**What the task asks:** Narrow the data below down to the lines containing "results".

[Excerpts from a dataset]
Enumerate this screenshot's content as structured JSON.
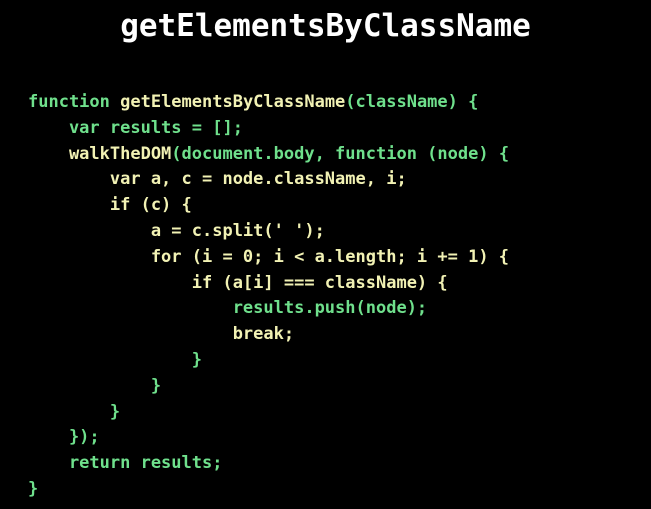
{
  "slide": {
    "title": "getElementsByClassName",
    "colors": {
      "background": "#000000",
      "title": "#ffffff",
      "code_green": "#6fe08c",
      "code_yellow": "#f2f2b4"
    },
    "code_lines": [
      [
        {
          "text": "function ",
          "color": "green"
        },
        {
          "text": "getElementsByClassName",
          "color": "yellow"
        },
        {
          "text": "(className) {",
          "color": "green"
        }
      ],
      [
        {
          "text": "    var results = [];",
          "color": "green"
        }
      ],
      [
        {
          "text": "    walkTheDOM",
          "color": "yellow"
        },
        {
          "text": "(document.body, function (node) {",
          "color": "green"
        }
      ],
      [
        {
          "text": "        var a, c = node.className, i;",
          "color": "yellow"
        }
      ],
      [
        {
          "text": "        if (c) {",
          "color": "yellow"
        }
      ],
      [
        {
          "text": "            a = c.split(' ');",
          "color": "yellow"
        }
      ],
      [
        {
          "text": "            for (i = 0; i < a.length; i += 1) {",
          "color": "yellow"
        }
      ],
      [
        {
          "text": "                if (a[i] === className) {",
          "color": "yellow"
        }
      ],
      [
        {
          "text": "                    results.push(node);",
          "color": "green"
        }
      ],
      [
        {
          "text": "                    break;",
          "color": "yellow"
        }
      ],
      [
        {
          "text": "                }",
          "color": "green"
        }
      ],
      [
        {
          "text": "            }",
          "color": "green"
        }
      ],
      [
        {
          "text": "        }",
          "color": "green"
        }
      ],
      [
        {
          "text": "    });",
          "color": "green"
        }
      ],
      [
        {
          "text": "    return results;",
          "color": "green"
        }
      ],
      [
        {
          "text": "}",
          "color": "green"
        }
      ]
    ]
  }
}
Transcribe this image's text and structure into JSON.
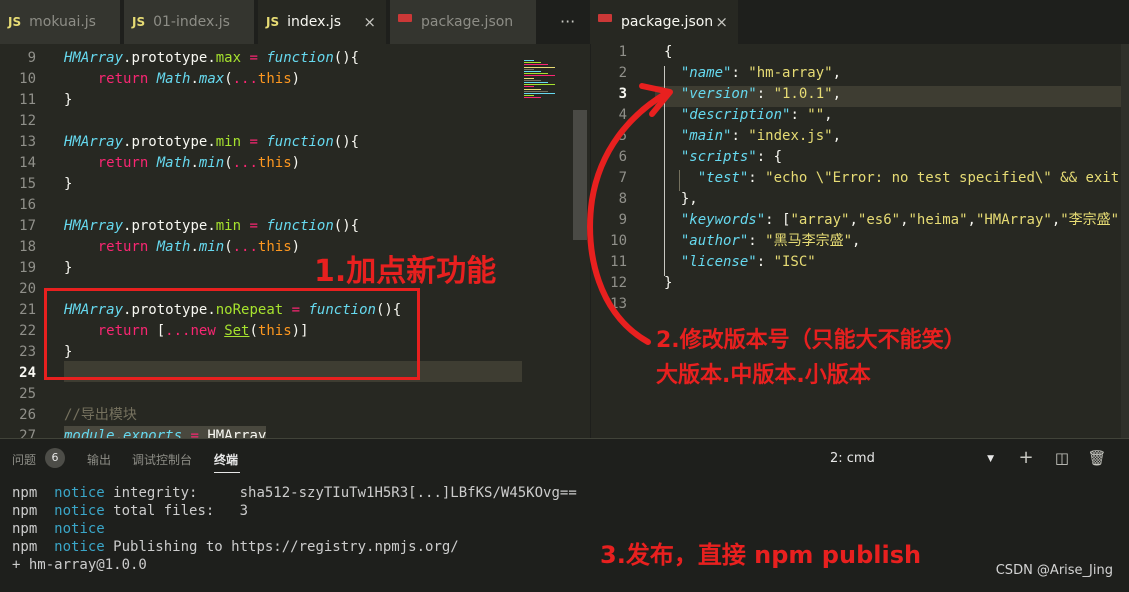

**Result:**
          "text": "    var results = [];",
          "text": "                    results.push(node);",
          "text": "    return results;",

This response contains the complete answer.